I am back from a sentencing today and again it is obvious. What matters when it comes to sentencing is the protection of society. So says virtually every judge you encounter in any courtroom in any sentencing proceeding.

How can you best demonstrate that your conduct does not pose a risk to the community? That’s what it usually comes down to as the judge decides your sentence.  Here are a couple suggestions:

1.  Look like you understand the serious nature of the situation.  I heard it again today: "you would not believe how people look when they come into their sentencing proceeding." The judge who said that wasn’t just talking about physical appearance, it was bigger than that. In the world of "us and them" you need to look like you are part of the group of folks who follow the law. If you look like you belong in prison, you might just get there. So tone it down and try to fit in. Don’t look dangerous!

2.  Be willing to admit that your decisions have put you in this situation.  Don’t make excuses for your conduct. Admit that it was wrong and explain what you have learned since the situation that brings you to court. 

3.  Do not claim that "it was all just a big mistake." That never sells. Never. Judges hear about the "big mistake" all the time. You likely made a decision, not a mistake. If you admit that, you have the chance of appearing remorseful. Blame it on some "mistake" and the court will not be swayed to think that you would never repeat the crime. If the judge thinks you will repeat the crime, you are going to get a tougher sentence.

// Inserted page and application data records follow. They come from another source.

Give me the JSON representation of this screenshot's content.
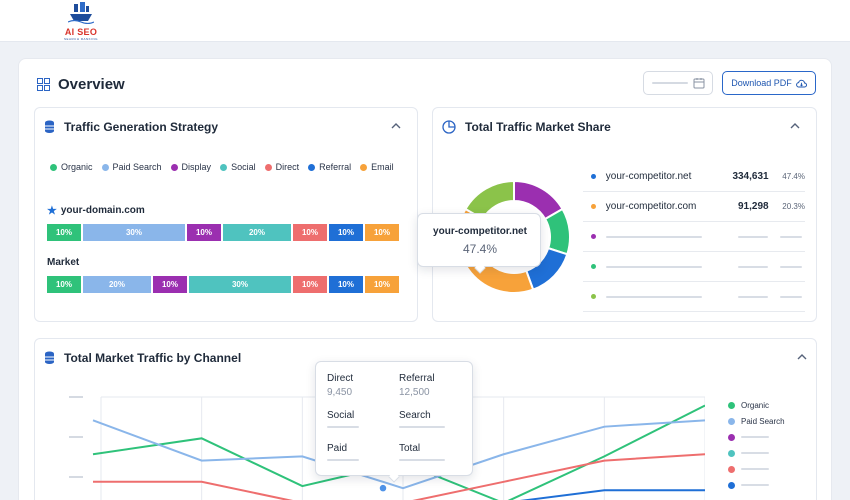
{
  "brand": {
    "name": "AI SEO",
    "tagline": "SEARCH RANKING"
  },
  "overview": {
    "title": "Overview",
    "download_label": "Download PDF"
  },
  "traffic_strategy": {
    "title": "Traffic Generation Strategy",
    "legend": [
      {
        "label": "Organic",
        "color": "#2fc27a"
      },
      {
        "label": "Paid Search",
        "color": "#8ab6ea"
      },
      {
        "label": "Display",
        "color": "#9b2fb0"
      },
      {
        "label": "Social",
        "color": "#4fc3bf"
      },
      {
        "label": "Direct",
        "color": "#ee6e6e"
      },
      {
        "label": "Referral",
        "color": "#1f6fd6"
      },
      {
        "label": "Email",
        "color": "#f7a23a"
      }
    ],
    "rows": [
      {
        "label": "your-domain.com",
        "segments": [
          "10%",
          "30%",
          "10%",
          "20%",
          "10%",
          "10%",
          "10%"
        ]
      },
      {
        "label": "Market",
        "segments": [
          "10%",
          "20%",
          "10%",
          "30%",
          "10%",
          "10%",
          "10%"
        ]
      }
    ]
  },
  "market_share": {
    "title": "Total Traffic Market Share",
    "tooltip": {
      "name": "your-competitor.net",
      "value": "47.4%"
    },
    "rows": [
      {
        "name": "your-competitor.net",
        "value": "334,631",
        "pct": "47.4%",
        "color": "#1f6fd6"
      },
      {
        "name": "your-competitor.com",
        "value": "91,298",
        "pct": "20.3%",
        "color": "#f7a23a"
      },
      {
        "color": "#9b2fb0"
      },
      {
        "color": "#2fc27a"
      },
      {
        "color": "#8bc34a"
      }
    ]
  },
  "channel_traffic": {
    "title": "Total Market Traffic by Channel",
    "tooltip": {
      "direct_label": "Direct",
      "direct_value": "9,450",
      "referral_label": "Referral",
      "referral_value": "12,500",
      "social_label": "Social",
      "search_label": "Search",
      "paid_label": "Paid",
      "total_label": "Total"
    },
    "legend": [
      {
        "label": "Organic",
        "color": "#2fc27a"
      },
      {
        "label": "Paid Search",
        "color": "#8ab6ea"
      },
      {
        "label": "",
        "color": "#9b2fb0"
      },
      {
        "label": "",
        "color": "#4fc3bf"
      },
      {
        "label": "",
        "color": "#ee6e6e"
      },
      {
        "label": "",
        "color": "#1f6fd6"
      }
    ]
  },
  "chart_data": [
    {
      "type": "pie",
      "title": "Total Traffic Market Share",
      "categories": [
        "Purple segment",
        "Green segment",
        "Blue segment",
        "Orange segment",
        "Lime segment"
      ],
      "values": [
        15,
        12,
        13,
        35,
        15
      ],
      "colors": [
        "#9b2fb0",
        "#2fc27a",
        "#1f6fd6",
        "#f7a23a",
        "#8bc34a"
      ]
    },
    {
      "type": "line",
      "title": "Total Market Traffic by Channel",
      "x": [
        0,
        1,
        2,
        3,
        4,
        5,
        6
      ],
      "ylim": [
        0,
        100
      ],
      "series": [
        {
          "name": "Organic",
          "color": "#2fc27a",
          "values": [
            46,
            61,
            16,
            38,
            0,
            44,
            92
          ]
        },
        {
          "name": "Paid Search",
          "color": "#8ab6ea",
          "values": [
            78,
            40,
            44,
            14,
            46,
            72,
            78
          ]
        },
        {
          "name": "",
          "color": "#ee6e6e",
          "values": [
            20,
            20,
            0,
            0,
            20,
            40,
            46
          ]
        },
        {
          "name": "",
          "color": "#1f6fd6",
          "values": [
            0,
            0,
            0,
            0,
            0,
            12,
            12
          ]
        }
      ]
    }
  ]
}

Look – the whole reason for the justice system is to protect society. It’s less about fairness than it is about reality. If the court is not convinced that you can be counted on to follow the law, you cannot expect to minimize the consequences of your actions. So pay attention in the courtroom, act like you get it, and try to look more like an observer than a criminal.